We wish to express our full support for the proposal to recover the debt advice levy directly from a new consumer credit lending class (CC3). ABCUL has consistently argued that consumer credit firms should directly contribute towards the debt advice levy under a ‘polluter pays’ model but accepts that this has not been possible due to previously insufficient data on their lending. We therefore welcome that the FCA is now in a position to more precisely raise these levies from the appropriate fee-blocks.

We also fully support and appreciate concession on debt advice levies which would apply to the first £2 million of consumer credit lending for those credit unions which engage in relevant consumer credit activities. The proposed concession would result in a greater likelihood of credit unions – which already operate within the tightest of margins in serving the financially excluded under a uniquely low interest rate cap – entering and providing competition in the consumer credit market due to the reduced barrier of regulatory fees.

Q12: Do you have any comments on whether we should in future charge firms which choose not to take advantage of online invoicing

ABCUL welcomes the option and efficiency of online invoicing and generally agrees with the benefits outlined in the consultation. We also believe that the majority of credit unions are likely to be able to transition to online invoicing with reasonable ease. However, a minority of credit unions which find it more difficult to adapt their processes have benefitted from a number of exemptions from electronic reporting, such as is currently the case for the Senior Managers Regime and was previously the case in submitting returns to the PRA.

Whilst we do not expect the number of credit unions to continue with paper-invoices to be high, we do have some concerns that these credit unions which are likely to be small and resource limited may be subject to disproportionately high fees for receiving paper invoices. These fees are already significant for a small credit union and as currently proposed could increase significantly year on year as the number of firms using paper invoicing dwindles.

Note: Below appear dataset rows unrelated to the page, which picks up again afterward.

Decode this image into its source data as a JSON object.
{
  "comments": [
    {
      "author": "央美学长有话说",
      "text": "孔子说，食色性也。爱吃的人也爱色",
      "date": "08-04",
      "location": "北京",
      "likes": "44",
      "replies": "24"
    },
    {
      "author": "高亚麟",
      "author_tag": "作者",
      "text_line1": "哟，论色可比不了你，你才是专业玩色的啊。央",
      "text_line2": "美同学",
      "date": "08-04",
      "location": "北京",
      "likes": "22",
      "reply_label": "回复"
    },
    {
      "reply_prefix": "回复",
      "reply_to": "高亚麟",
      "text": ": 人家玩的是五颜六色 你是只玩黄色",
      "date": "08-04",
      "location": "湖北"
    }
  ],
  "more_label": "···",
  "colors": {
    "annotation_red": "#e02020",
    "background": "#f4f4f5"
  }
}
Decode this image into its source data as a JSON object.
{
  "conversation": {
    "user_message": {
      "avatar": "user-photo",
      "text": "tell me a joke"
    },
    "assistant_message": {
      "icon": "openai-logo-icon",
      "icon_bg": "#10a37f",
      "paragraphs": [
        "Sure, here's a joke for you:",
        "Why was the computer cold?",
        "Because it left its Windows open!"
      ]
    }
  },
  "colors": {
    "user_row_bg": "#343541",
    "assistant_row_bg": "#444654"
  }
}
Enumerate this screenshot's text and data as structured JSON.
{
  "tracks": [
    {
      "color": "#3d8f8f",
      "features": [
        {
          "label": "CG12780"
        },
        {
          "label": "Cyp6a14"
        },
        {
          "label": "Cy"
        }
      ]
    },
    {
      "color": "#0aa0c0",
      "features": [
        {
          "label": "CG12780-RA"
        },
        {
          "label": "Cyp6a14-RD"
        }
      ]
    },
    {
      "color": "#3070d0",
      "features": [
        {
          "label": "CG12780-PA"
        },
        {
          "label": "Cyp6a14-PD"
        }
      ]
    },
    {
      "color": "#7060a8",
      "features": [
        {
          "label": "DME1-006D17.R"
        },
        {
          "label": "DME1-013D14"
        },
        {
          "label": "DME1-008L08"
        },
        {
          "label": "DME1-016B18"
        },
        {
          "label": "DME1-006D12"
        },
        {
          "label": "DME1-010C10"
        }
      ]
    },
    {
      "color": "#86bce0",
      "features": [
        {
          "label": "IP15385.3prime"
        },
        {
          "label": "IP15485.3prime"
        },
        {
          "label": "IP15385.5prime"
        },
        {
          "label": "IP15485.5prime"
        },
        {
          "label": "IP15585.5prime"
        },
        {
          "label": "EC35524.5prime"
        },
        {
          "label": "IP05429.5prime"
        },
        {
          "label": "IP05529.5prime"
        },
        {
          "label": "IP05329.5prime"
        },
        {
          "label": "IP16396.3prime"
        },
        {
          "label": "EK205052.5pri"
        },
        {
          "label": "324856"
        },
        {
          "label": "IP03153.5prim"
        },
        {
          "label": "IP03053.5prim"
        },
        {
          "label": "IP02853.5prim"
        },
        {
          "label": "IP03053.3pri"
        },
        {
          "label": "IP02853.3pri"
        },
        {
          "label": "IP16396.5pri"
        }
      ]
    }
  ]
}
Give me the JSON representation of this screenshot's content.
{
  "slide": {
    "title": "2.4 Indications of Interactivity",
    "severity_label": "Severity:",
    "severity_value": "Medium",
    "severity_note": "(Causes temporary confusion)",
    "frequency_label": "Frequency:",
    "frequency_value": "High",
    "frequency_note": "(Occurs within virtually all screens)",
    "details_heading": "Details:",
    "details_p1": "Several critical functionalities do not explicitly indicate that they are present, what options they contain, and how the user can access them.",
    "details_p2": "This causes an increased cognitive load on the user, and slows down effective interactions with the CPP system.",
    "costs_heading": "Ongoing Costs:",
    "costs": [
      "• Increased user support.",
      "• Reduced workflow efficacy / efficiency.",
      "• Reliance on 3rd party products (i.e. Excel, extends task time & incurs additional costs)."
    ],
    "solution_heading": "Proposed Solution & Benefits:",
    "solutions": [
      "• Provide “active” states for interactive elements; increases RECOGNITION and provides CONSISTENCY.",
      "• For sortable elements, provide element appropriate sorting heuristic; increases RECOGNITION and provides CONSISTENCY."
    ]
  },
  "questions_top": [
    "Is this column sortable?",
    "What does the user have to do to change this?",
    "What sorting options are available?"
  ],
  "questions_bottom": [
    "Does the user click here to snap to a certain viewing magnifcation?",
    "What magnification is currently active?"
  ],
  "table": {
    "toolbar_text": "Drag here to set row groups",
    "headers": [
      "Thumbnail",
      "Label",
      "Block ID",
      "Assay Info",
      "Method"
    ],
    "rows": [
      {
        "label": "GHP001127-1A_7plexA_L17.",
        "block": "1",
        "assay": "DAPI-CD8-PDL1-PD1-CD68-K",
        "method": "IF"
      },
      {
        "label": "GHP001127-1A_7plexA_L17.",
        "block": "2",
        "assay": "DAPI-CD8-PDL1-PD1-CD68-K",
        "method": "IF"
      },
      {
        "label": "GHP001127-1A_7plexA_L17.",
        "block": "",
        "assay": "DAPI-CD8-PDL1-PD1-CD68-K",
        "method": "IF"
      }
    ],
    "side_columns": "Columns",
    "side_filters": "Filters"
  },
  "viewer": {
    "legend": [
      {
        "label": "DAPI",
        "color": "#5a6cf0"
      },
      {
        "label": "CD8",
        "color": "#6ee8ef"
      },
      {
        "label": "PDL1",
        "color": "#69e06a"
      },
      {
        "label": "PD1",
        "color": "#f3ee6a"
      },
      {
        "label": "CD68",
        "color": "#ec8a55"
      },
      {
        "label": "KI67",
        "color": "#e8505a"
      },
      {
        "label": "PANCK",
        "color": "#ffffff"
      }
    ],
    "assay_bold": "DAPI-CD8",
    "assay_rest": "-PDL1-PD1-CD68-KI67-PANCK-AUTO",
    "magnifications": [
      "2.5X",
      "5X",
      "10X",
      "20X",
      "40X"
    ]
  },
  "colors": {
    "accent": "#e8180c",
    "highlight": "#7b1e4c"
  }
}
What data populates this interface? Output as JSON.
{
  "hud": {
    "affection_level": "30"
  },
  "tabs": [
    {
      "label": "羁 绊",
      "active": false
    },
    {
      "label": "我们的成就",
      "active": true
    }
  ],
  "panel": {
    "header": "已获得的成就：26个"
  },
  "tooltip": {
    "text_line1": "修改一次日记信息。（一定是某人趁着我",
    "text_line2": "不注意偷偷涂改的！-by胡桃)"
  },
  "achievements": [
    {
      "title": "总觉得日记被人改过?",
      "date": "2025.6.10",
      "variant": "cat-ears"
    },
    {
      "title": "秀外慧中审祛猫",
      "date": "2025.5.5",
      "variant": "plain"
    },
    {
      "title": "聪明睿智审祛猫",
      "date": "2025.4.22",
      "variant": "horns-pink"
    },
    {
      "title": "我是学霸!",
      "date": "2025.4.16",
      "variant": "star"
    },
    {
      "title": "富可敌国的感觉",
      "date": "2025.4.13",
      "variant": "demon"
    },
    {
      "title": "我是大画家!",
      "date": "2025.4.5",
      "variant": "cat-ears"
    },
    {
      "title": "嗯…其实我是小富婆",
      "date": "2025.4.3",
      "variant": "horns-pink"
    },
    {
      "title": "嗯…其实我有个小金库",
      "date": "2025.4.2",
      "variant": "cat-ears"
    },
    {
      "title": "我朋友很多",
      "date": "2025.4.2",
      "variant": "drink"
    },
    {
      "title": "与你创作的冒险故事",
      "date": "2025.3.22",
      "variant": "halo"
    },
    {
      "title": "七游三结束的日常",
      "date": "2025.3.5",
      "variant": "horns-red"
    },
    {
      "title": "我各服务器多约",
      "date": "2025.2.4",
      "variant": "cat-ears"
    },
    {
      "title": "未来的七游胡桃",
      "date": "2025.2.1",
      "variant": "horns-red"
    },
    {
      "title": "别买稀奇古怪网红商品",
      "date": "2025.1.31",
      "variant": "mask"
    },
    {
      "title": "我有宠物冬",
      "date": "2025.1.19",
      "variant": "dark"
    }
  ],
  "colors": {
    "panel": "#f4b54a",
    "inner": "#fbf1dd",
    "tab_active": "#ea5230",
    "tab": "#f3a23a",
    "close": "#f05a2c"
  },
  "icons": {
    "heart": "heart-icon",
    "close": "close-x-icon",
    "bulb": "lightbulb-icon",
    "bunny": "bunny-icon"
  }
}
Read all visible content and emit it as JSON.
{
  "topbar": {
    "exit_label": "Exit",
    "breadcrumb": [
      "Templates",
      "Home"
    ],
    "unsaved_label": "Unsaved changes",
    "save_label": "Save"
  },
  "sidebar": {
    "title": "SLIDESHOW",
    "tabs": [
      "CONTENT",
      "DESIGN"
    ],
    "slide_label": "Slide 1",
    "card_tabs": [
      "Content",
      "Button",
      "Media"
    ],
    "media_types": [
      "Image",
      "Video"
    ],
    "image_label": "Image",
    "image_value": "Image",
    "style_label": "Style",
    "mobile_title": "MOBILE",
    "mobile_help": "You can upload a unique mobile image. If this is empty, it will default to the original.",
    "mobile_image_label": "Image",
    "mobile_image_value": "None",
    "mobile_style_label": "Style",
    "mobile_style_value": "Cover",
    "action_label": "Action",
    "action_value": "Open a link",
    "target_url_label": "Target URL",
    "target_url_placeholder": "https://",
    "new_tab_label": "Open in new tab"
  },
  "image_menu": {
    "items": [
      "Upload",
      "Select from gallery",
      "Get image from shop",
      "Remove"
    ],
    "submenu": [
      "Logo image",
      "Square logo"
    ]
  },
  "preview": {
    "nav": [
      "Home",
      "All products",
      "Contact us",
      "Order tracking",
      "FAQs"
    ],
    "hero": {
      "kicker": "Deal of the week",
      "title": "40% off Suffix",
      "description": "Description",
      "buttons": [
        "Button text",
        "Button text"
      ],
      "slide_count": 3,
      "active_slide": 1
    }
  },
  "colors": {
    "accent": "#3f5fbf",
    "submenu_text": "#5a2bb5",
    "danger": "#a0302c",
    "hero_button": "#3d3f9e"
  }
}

We propose that a suitable cap should be introduced so that small credit unions, which may be some of the last firms to make the transition to online invoicing are not left behind paying excessive costs for a paper invoicing process not originally intended to serve such a small number of firms.

We would be delighted to provide any further information should you require it and to meet to discuss the matters raised in this submission in more detail.  

The PDF version of this response is available to download on the right-hand side.